■ **WHAT YOU SHOULD DO**
Go line by line through the entries and show those that hold the string "contato".

■ **INPUT DATA**
╭──
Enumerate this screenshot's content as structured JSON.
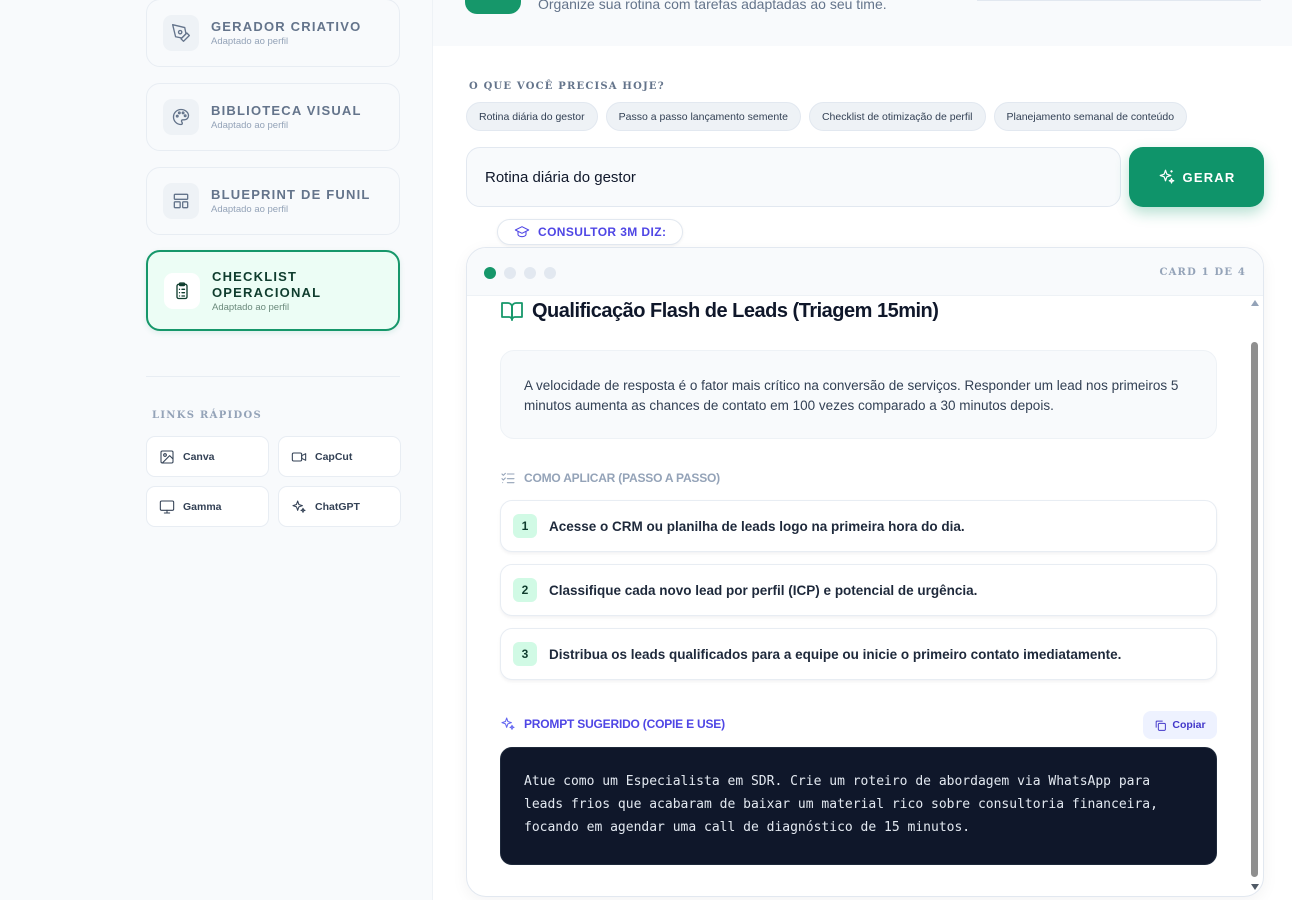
{
  "sidebar": {
    "tools": [
      {
        "title": "GERADOR CRIATIVO",
        "subtitle": "Adaptado ao perfil",
        "icon": "pen-tool-icon"
      },
      {
        "title": "BIBLIOTECA VISUAL",
        "subtitle": "Adaptado ao perfil",
        "icon": "palette-icon"
      },
      {
        "title": "BLUEPRINT DE FUNIL",
        "subtitle": "Adaptado ao perfil",
        "icon": "layout-icon"
      },
      {
        "title": "CHECKLIST OPERACIONAL",
        "subtitle": "Adaptado ao perfil",
        "icon": "clipboard-list-icon",
        "active": true
      }
    ],
    "quick_links_label": "LINKS RÁPIDOS",
    "quick_links": [
      {
        "label": "Canva",
        "icon": "image-icon"
      },
      {
        "label": "CapCut",
        "icon": "video-icon"
      },
      {
        "label": "Gamma",
        "icon": "monitor-icon"
      },
      {
        "label": "ChatGPT",
        "icon": "sparkles-icon"
      }
    ]
  },
  "header": {
    "subtitle": "Organize sua rotina com tarefas adaptadas ao seu time."
  },
  "main": {
    "need_label": "O QUE VOCÊ PRECISA HOJE?",
    "chips": [
      "Rotina diária do gestor",
      "Passo a passo lançamento semente",
      "Checklist de otimização de perfil",
      "Planejamento semanal de conteúdo"
    ],
    "input_value": "Rotina diária do gestor",
    "generate_label": "GERAR",
    "consultor_label": "CONSULTOR 3M DIZ:"
  },
  "card": {
    "counter": "CARD 1 DE 4",
    "total_cards": 4,
    "current_card": 1,
    "title": "Qualificação Flash de Leads (Triagem 15min)",
    "intro": "A velocidade de resposta é o fator mais crítico na conversão de serviços. Responder um lead nos primeiros 5 minutos aumenta as chances de contato em 100 vezes comparado a 30 minutos depois.",
    "steps_label": "COMO APLICAR (PASSO A PASSO)",
    "steps": [
      {
        "num": "1",
        "text": "Acesse o CRM ou planilha de leads logo na primeira hora do dia."
      },
      {
        "num": "2",
        "text": "Classifique cada novo lead por perfil (ICP) e potencial de urgência."
      },
      {
        "num": "3",
        "text": "Distribua os leads qualificados para a equipe ou inicie o primeiro contato imediatamente."
      }
    ],
    "prompt_label": "PROMPT SUGERIDO (COPIE E USE)",
    "copy_label": "Copiar",
    "prompt_text": "Atue como um Especialista em SDR. Crie um roteiro de abordagem via WhatsApp para leads frios que acabaram de baixar um material rico sobre consultoria financeira, focando em agendar uma call de diagnóstico de 15 minutos."
  },
  "colors": {
    "accent": "#16976a",
    "indigo": "#4f46e5",
    "dark_prompt": "#0f172a"
  }
}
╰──
■ **RESPONSE**
    "intro": "A velocidade de resposta é o fator mais crítico na conversão de serviços. Responder um lead nos primeiros 5 minutos aumenta as chances de contato em 100 vezes comparado a 30 minutos depois.",
        "text": "Distribua os leads qualificados para a equipe ou inicie o primeiro contato imediatamente."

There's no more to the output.